Dennis Lillee, full name Dennis Keith Lille, is a former Australian cricketer and was known for his fast bowling style of play during his time and even argued to be one of the best of all time. He was also known for his persistence and refusal to give up, which worked well for him and was the reason he was admired by his fellow cricketers and fans alike.
Due to his fast bowling style, Dennis suffered several stress fractures on his back which almost put him out of commission. But with the help of a strict fitness regime, he was able to get back on his feet and was better than ever before.
He retired back in 1984 when he held the world record for most Test wickets and had cemented his status as one of the most recognizable and renowned Australian sportsmen of all time. He was inducted into the ICC Cricket Hall of Fame on 17th December 2009.
Dennis Lillee Cricket Career
Dennis Lillee made his first-class debut at the age of 20, playing for the Western Australia team back in the 1969-70 season. He impressed a lot of people with his extraordinary pacing and skills. This marked the start of Dennis Lillee’s journey to greatness.
The following season of 1970-71, saw Lille’s debut in the Sixth Test at Adelaide in the Ashes series. He showed an immense level of skill and prowess but this was only the beginning of his journey. Lille played well in the following games but, during the following season, in their match series against the Rest of the World XI.
He began to destroy a batting lineup that included Garry Sobers, Clive Lloyd Rohan Kanhai, and Sunil Gavaskar which was no easy feat to accomplish, also earning him his career-best in an inning. He then continued to show more and more skill and prowess in the coming matches.
The price of Success
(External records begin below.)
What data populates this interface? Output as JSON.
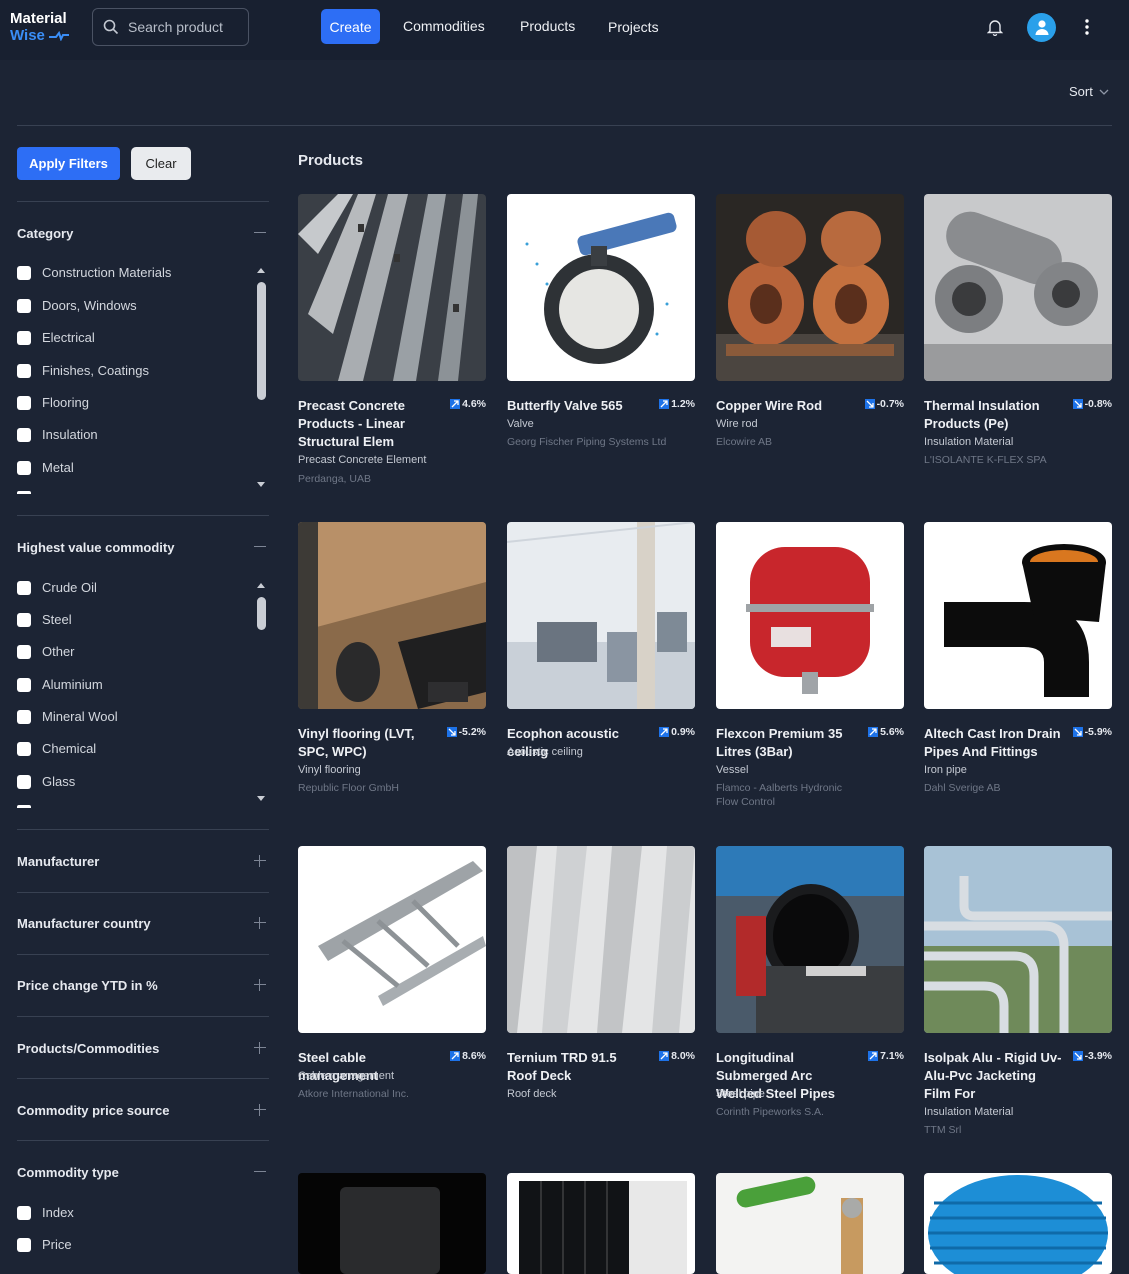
{
  "header": {
    "logo_line1": "Material",
    "logo_line2": "Wise",
    "search_placeholder": "Search product",
    "nav": {
      "create": "Create",
      "commodities": "Commodities",
      "products": "Products",
      "projects": "Projects"
    },
    "icons": {
      "bell": "bell-icon",
      "avatar": "user-icon",
      "menu": "more-vertical-icon"
    },
    "colors": {
      "accent": "#2d6ef5",
      "avatar": "#2aa0ea",
      "background": "#1c2434",
      "topbar": "#182030"
    }
  },
  "sort_label": "Sort",
  "filters": {
    "apply_label": "Apply Filters",
    "clear_label": "Clear",
    "category": {
      "title": "Category",
      "items": [
        "Construction Materials",
        "Doors, Windows",
        "Electrical",
        "Finishes, Coatings",
        "Flooring",
        "Insulation",
        "Metal"
      ]
    },
    "highest_value_commodity": {
      "title": "Highest value commodity",
      "items": [
        "Crude Oil",
        "Steel",
        "Other",
        "Aluminium",
        "Mineral Wool",
        "Chemical",
        "Glass"
      ]
    },
    "collapsed_sections": [
      "Manufacturer",
      "Manufacturer country",
      "Price change YTD in %",
      "Products/Commodities",
      "Commodity price source"
    ],
    "commodity_type": {
      "title": "Commodity type",
      "items": [
        "Index",
        "Price"
      ]
    }
  },
  "products_title": "Products",
  "products": [
    {
      "name": "Precast Concrete Products - Linear Structural Elem",
      "change": "4.6%",
      "trend": "up",
      "type": "Precast Concrete Element",
      "manufacturer": "Perdanga, UAB"
    },
    {
      "name": "Butterfly Valve 565",
      "change": "1.2%",
      "trend": "up",
      "type": "Valve",
      "manufacturer": "Georg Fischer Piping Systems Ltd"
    },
    {
      "name": "Copper Wire Rod",
      "change": "-0.7%",
      "trend": "down",
      "type": "Wire rod",
      "manufacturer": "Elcowire AB"
    },
    {
      "name": "Thermal Insulation Products (Pe)",
      "change": "-0.8%",
      "trend": "down",
      "type": "Insulation Material",
      "manufacturer": "L'ISOLANTE K-FLEX SPA"
    },
    {
      "name": "Vinyl flooring (LVT, SPC, WPC)",
      "change": "-5.2%",
      "trend": "down",
      "type": "Vinyl flooring",
      "manufacturer": "Republic Floor GmbH"
    },
    {
      "name": "Ecophon acoustic ceiling",
      "change": "0.9%",
      "trend": "up",
      "type": "Acoustic ceiling",
      "manufacturer": ""
    },
    {
      "name": "Flexcon Premium 35 Litres (3Bar)",
      "change": "5.6%",
      "trend": "up",
      "type": "Vessel",
      "manufacturer": "Flamco - Aalberts Hydronic Flow Control"
    },
    {
      "name": "Altech Cast Iron Drain Pipes And Fittings",
      "change": "-5.9%",
      "trend": "down",
      "type": "Iron pipe",
      "manufacturer": "Dahl Sverige AB"
    },
    {
      "name": "Steel cable management",
      "change": "8.6%",
      "trend": "up",
      "type": "Cable management",
      "manufacturer": "Atkore International Inc."
    },
    {
      "name": "Ternium TRD 91.5 Roof Deck",
      "change": "8.0%",
      "trend": "up",
      "type": "Roof deck",
      "manufacturer": ""
    },
    {
      "name": "Longitudinal Submerged Arc Welded Steel Pipes",
      "change": "7.1%",
      "trend": "up",
      "type": "Steel pipe",
      "manufacturer": "Corinth Pipeworks S.A."
    },
    {
      "name": "Isolpak Alu - Rigid Uv-Alu-Pvc Jacketing Film For",
      "change": "-3.9%",
      "trend": "down",
      "type": "Insulation Material",
      "manufacturer": "TTM Srl"
    },
    {
      "name": "",
      "change": "",
      "trend": "",
      "type": "",
      "manufacturer": ""
    },
    {
      "name": "",
      "change": "",
      "trend": "",
      "type": "",
      "manufacturer": ""
    },
    {
      "name": "",
      "change": "",
      "trend": "",
      "type": "",
      "manufacturer": ""
    },
    {
      "name": "",
      "change": "",
      "trend": "",
      "type": "",
      "manufacturer": ""
    }
  ]
}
Due to his play style and tenacity, Lille had suffered various stress fractures in his back which almost put him out of commission for good. He underwent rigorous physiotherapy and with the help of sports scientist Frank Pyke, Lille was able to make a full recovery, though the injury led him to change how he bowled. Even with these changes, Lille did not let up and continued with his fast pace bowling.
Ashes to Ashes, dust to dust…
After recovering from his injury, Lille was then paired with Jeff Thomson, a New South Wales fast bowler. This marked the birth of a golden duo. With their relentless fast bowling style of play, these two would go on to lead their team to victory after victory.
Their notoriety increased immensely when the Sydney newspaper The Sunday Telegraph ran a photo of the duo with the caption “Ashes to Ashes, dust to dust, if Thomson doesn’t get ya, Lillee must” written underneath.
Lillie and his controversies
During a test match at the WACA Ground back in December 1979, between Australia and England, Lille stepped into the field with a bat made of Aluminium, which surprised and shocked many people. Back then there were no rules regarding the use of Aluminium bats but as the game went on, he earned the ire of his captain and that of England’s captain. After a long discussion, Lille was made to change his bat, which he did so reluctantly.
Another controversy that surrounded Lille was when he made a bet with Rod Marsh on their match against England during Australia’s tour of England back in 1981. Australia was the favored to win and during the break, the bookmakers at the ground showed the odds of 500-1 against England to the players.
The two men decided to make a joke out of it and decided to place bets against their team. Though many speculated that this had affected their play, many others did not believe so. Both the players were not punished but these actions have been subject to re-examination.